[Stored entries]

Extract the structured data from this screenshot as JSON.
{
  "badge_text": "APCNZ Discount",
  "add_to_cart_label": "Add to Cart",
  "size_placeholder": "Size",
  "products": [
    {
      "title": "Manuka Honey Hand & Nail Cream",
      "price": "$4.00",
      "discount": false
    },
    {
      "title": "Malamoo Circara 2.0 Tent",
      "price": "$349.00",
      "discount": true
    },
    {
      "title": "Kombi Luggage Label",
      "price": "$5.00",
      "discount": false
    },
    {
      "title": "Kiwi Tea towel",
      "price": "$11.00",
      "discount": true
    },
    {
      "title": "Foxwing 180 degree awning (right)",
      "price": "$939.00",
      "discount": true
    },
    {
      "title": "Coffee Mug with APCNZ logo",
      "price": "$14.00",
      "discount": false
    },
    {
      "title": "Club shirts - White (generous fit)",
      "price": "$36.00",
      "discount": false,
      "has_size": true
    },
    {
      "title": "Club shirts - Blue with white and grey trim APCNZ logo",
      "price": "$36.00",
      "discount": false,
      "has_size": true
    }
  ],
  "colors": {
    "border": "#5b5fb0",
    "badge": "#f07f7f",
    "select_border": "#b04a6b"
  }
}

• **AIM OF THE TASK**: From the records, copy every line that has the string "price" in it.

• **RESULT**:
      "price": "$4.00",
      "price": "$349.00",
      "price": "$5.00",
      "price": "$11.00",
      "price": "$939.00",
      "price": "$14.00",
      "price": "$36.00",
      "price": "$36.00",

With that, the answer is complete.